ADLS held its AGM on Thursday 14 March 2013 at the Society’s offices in Chancery Chambers, Auckland CBD. Among the attendees were President Frank Godinet, Vice President Brian Keene QC and ADLS Council members Joanna Pidgeon, William Spring and Mary Anne Shanahan. They were joined by CEO Sue Keppel and a small number of practitioners. AGM business took an hour and then the attendees socialised over drinks and canapés.
Referencing the $450,000 surplus in ADLS’s annual report and the Society’s healthy financial position, Frank Godinet set the tone of the meeting by laying out plans to improve member services and continue its focus on providing a positive contribution to the profession. With its 134-year history, ADLS is a truly independent organisation. Membership as at the end of September 2012 was 2673.
With the advent of mandatory Continuing Professional Development (CPD), providing training and a means for tracking one’s training obligations is something ADLS is committed to in the coming months. Capitalising on what already works well, the revamped CPD service will improve ADLS’s existing portfolio and the delivery of a more relevant and easier-to-use service to members.
Reaching beyond the borders of Auckland to members throughout the country is another key priority for ADLS. The Society is proud to work with other organisations, such as supporting the Criminal Bar Association’s position on legal aid, and the Council is looking at further outreach opportunities. Notably, 2013 sees the annual Cradle to Grave conference being held in Christchurch as well as Auckland this year. Excellent delegate numbers point to the success of both: there were 285 registrations at the Auckland conference (following a 5-year average of 187 attendees), and over 160 at the inaugural Christchurch event.
ADLS currently has 16 committees, peopled by members who voluntarily give up their valuable time each month to serve the wider interests of the Society. In the last year they have submitted 14 submissions across a variety of subjects from Consumer Law Reform to Bail amendments to Immigration.
Referencing the ADLS’s keen interest in collegiality, Mr Godinet said “We know what it is, and we’re good at it,” citing last year’s dinner to honour the retirement of the Honourable Justice Dame Judith Potter as a particular highlight. ADLS will be putting on more social events over the coming year.
In recognising those who help to implement such progress, the President thanked previous Council members and officially welcomed the new Council members. It is anticipated that the three new Members (to be appointed by Council) will be announced by June 2013.
The Society is moving away from being seen as formal, bureaucratic and hierarchical, instead striving to be independent, supportive and member focused. Responding to feedback last year that the Society needs to improve its communication to members, it was announced that there has been considerable housekeeping internally, and an overhaul of the Society’s business systems is underway. The new-and-improved website will go live in the next few months, and ADLS is exploring more dynamic methods of delivering CPD electronically, together with providing practitioners with the ability to plan and track their CPD hours.
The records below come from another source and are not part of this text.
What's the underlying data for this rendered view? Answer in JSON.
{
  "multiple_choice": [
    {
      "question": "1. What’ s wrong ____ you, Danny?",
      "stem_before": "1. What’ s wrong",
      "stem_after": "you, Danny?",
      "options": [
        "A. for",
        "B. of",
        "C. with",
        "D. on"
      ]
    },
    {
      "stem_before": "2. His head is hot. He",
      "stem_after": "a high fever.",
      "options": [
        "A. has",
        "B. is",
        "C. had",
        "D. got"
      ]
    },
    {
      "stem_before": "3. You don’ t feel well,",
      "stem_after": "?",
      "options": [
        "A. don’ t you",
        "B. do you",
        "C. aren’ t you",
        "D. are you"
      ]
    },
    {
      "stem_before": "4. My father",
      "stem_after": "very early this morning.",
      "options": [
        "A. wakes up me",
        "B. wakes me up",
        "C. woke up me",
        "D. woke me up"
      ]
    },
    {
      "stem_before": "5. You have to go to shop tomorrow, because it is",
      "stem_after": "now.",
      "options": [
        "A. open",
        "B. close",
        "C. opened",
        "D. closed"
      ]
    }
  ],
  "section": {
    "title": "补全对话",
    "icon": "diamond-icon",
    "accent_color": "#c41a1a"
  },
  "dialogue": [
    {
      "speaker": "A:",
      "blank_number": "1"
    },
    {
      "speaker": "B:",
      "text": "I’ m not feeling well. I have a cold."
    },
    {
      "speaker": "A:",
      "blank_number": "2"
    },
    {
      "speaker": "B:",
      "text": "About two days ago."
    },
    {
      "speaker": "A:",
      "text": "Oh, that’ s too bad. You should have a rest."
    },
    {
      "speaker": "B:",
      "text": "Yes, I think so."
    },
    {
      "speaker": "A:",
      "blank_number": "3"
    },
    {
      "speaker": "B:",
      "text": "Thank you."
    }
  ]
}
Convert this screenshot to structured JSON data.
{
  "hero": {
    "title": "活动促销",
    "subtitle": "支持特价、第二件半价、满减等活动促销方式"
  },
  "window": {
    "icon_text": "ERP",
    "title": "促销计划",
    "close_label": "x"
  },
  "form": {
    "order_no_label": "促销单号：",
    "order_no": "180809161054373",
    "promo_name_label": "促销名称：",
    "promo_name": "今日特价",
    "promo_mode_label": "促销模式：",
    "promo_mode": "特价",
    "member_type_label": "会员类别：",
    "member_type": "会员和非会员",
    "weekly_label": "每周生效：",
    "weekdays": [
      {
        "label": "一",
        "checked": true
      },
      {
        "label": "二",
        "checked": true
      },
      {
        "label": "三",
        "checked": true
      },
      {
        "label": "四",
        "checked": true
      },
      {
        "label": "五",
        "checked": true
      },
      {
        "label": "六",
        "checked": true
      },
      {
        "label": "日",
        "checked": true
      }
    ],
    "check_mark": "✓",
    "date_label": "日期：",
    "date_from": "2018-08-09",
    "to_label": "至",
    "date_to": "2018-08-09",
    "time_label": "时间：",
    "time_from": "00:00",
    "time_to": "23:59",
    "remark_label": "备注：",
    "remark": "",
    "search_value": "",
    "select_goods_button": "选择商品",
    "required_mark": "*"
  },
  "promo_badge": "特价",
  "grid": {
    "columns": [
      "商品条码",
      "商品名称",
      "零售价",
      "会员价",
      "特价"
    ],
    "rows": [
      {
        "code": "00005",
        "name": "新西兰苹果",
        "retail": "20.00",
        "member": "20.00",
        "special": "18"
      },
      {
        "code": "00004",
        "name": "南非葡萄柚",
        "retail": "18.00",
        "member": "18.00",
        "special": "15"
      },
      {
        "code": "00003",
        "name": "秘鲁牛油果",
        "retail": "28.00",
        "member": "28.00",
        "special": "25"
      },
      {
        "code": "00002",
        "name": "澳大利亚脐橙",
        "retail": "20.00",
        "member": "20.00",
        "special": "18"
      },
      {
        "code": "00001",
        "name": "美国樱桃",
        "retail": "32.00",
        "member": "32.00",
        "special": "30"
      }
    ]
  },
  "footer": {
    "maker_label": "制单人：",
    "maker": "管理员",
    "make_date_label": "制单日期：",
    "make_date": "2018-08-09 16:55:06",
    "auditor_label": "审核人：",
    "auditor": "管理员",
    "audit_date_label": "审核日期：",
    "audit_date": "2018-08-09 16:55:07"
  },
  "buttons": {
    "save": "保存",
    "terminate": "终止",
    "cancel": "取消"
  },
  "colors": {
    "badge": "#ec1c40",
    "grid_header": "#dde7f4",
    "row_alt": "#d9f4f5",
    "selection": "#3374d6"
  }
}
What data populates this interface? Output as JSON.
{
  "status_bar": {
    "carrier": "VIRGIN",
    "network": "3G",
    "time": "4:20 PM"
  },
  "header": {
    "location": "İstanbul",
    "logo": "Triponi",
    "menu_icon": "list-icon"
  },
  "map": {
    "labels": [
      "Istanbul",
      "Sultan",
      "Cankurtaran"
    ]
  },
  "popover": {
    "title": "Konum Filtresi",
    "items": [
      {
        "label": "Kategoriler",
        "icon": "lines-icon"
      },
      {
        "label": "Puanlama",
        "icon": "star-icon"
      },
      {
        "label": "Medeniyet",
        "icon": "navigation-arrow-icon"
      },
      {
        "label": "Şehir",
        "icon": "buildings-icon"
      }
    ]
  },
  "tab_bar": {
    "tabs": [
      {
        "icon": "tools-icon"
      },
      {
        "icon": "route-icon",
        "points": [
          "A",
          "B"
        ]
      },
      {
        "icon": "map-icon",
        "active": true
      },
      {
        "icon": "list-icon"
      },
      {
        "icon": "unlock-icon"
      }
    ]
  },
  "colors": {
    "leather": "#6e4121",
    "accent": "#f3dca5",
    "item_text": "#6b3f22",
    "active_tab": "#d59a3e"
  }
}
The Society is also planning a programme of events for members, and is looking into setting up an advisory service for lawyers who have complaints made against them.
The new Manager of CPD & Learning Solutions, Melissa Fini, spoke of three key drivers for change for ADLS:
1. The imminent arrival of mandatory CPD (10 hours per year);
2. Outreach (enabling ADLS to better serve the existing 25% of members who lie outside the Auckland region); and
3. Advances in technology.
ADLS already runs successful seminars with some excellent speakers, and webinars are proving an increasingly popular alternative to attending an event in person, with a recent session on Auction Practice for Lawyers & New ADLS/REINZ Auction form garnering 163 registrations. Happily, lawyers appear ready to embrace technology, opening up the way ADLS can provide services to them with greater ease and efficiency.
Vice President Brian Keene QC closed the formal part of the meeting by discussing ADLS’s goal and purpose over the coming months. He said “The Global Financial Crisis has forced lawyers, the Courts and government to change and ADLS needs to assist its members to meet these new challenges”. Reiterating ADLS’s mandate to support the profession nationally while retaining our commitment to Auckland, outreach is currently focusing on Christchurch, where the Society is keen to hear from members and other practitioners as to how it can support them. Leadership and standards are the critical values that ADLS adds for its members.
In opening the floor to comments, one member mentioned his concern over the lack of “commentary” which accompanied the financial statements in the Annual Report. The President and Vice President acknowledged the concern, and agreed that in future commentary would be desirable. It was explained that in previous years ADLS has produced financial statements without supplementary material, and many other organisations do the same. However, it will be considered for next year and future occasions, as context and annotation can be most useful.
Members are encouraged to send in feedback and responses to the matters raised at the AGM. Please send your thoughts to the Editor of Law News, Sarah Watt, by email: email@example.com